» **PROVIDED DATA**
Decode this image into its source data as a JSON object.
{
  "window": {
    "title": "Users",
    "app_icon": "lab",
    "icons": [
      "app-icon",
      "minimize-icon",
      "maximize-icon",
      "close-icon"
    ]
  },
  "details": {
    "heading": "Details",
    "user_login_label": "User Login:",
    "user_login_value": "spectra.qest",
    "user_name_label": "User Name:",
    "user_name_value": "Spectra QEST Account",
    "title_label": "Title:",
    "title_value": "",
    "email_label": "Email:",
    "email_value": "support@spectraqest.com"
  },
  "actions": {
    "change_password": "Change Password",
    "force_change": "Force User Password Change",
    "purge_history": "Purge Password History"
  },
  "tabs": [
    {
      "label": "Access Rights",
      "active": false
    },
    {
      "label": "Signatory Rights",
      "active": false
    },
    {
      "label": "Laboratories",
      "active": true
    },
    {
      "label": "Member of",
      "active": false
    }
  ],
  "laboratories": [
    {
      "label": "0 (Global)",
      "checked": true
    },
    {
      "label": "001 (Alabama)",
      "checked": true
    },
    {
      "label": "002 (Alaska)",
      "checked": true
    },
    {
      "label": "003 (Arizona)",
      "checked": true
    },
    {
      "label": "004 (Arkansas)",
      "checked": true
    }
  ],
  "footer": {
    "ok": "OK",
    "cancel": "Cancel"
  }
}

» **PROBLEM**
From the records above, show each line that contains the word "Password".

» **OUTPUT OF THE TASK**
    "change_password": "Change Password",
    "force_change": "Force User Password Change",
    "purge_history": "Purge Password History"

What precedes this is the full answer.